Potatoes make me sneeze
So we all know that cuttings onions can make you cry, but cutting potatoes makes me sneeze. I've always noticed it a little, but tonight was like a full-blown allergic sneezing fit as I was dicing some reds for dinner. Sometimes it's worse, other times I don't experience it at all. I really only noticed the correlation recently (probably cuz such a thing never entered my mind as a possibility). Or maybe I'm just a freak.
Anybody else ever had this happen to them? If so, are certain varieties worse than others? I may have to investigate scientifically ...
Peeling potatoes makes me sneeze, too, and has for years. Russets seem to affect me the most. The reaction is almost immediate -- within 5 minutes, maybe.
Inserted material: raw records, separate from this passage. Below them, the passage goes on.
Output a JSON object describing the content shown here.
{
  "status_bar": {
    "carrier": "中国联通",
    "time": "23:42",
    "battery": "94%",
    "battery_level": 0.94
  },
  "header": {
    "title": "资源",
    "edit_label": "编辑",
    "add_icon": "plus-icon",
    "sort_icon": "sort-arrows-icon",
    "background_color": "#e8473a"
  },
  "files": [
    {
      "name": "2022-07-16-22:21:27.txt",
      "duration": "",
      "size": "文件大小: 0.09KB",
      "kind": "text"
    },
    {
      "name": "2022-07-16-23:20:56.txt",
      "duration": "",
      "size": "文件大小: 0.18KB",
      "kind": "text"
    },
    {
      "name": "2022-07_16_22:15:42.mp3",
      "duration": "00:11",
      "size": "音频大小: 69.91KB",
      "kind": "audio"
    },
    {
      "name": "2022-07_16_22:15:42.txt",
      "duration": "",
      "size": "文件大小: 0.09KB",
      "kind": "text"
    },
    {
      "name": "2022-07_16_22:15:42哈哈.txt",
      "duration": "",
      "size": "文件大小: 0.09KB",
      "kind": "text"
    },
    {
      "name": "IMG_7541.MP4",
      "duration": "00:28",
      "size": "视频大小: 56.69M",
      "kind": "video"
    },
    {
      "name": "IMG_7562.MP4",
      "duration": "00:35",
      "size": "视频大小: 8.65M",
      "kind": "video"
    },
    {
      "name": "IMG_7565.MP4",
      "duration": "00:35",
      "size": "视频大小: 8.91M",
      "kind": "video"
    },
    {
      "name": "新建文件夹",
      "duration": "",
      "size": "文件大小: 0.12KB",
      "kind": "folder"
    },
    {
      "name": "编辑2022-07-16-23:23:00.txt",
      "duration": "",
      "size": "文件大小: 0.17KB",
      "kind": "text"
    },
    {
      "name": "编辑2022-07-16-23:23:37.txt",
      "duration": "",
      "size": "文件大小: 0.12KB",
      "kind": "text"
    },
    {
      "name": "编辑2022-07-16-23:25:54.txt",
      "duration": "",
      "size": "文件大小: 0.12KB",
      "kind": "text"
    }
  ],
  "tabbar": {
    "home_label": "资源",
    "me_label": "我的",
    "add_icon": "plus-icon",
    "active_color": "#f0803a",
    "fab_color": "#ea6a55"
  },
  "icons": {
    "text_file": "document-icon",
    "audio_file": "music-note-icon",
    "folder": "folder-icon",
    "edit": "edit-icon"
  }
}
It's very inconvenient to need to sneeze while preparing food, and equally inconvenient to need to blow my nose when my hands are wet. I run out of the room, sneeze a few times, dry my hands, blow my nose, wash my hands, return to the kitchen, peel a few more potatoes, run out of the room, sneeze a few times, etc., etc..
The thing is, potatoes are one of my favorite foods! Figgurs, eh? :-)
dave146 at burtonsys.com
Yes, raw potatoes is in the raw carrots/hazelnuts/birch allergy family, although I've known people to have sensitivity to one and not the other!
I too have had, in the past, severe reactions to peeling raw potatoes, or slicing them. Certain varieties seem to be worse than others to me -- such as russets and reds causing swollen eyes and mouth itching -- whereas long whites and Yukon Golds cause less of a reaction.
One thing I've learned over the years is to be very very careful about touching your eyes with your fingers after peeling or cutting potatoes. That will increase the likelihood of a big reaction.
To remedy this (and I've found my sensitivity has declined over the years, thank goodness -- I had my throat practically close up once when I was peeling potatoes for Thanksgiving when I was a teenager) I ALWAYS peel potatoes under running water in the sink. If you're not peeling the potatoes, but rather dicing, slicing, or grating them, what works best for me is to keep the cutting board right by the sink, and to rinse my hands after every potato or so. Also, I don't work over a huge pile of cut raw potatoes -- I take them off the cutting board and put them in a bowl away from the work surface. This seems to help.
I've never had any reaction to a cooked potato, however -- whatever allergen is in there is apparently destroyed by cooking.
Also, if you notice a particular variety (the reds you described) cause more of reaction than others, you can try switching another variant.
Not at all freakish. Potatoes are a member of the nightshade family (which also includes tomatoes, peppers and eggplant). Vegetables in the nightshade family contain oxylates -- fairly common allergens that are also known to aggravate inflammatory conditions (like arthritis).
re: GG Mora
Ahhh, science! Thanks. I figured it should be fairly common given the prevalence of food allergies. I've always had slight reactions (tingling in the mouth) to certain apple varieties. This seems to happen much more often with fruit that's not quite ripe (peaches and plums come to mind as well as apples in this respect). Related possibly?
I am allergic to several raw fruits and vegetables. In addition to problems eating them raw I also have reactions to handling them raw. I get asthma, aand sometimes a runny nose, from peeling potatoes and have to do it under running water. My hands itch afterwards if I forget to use food prep gloves. I have noticed less or more reaction at times but never checked whether it was from different varieties or not.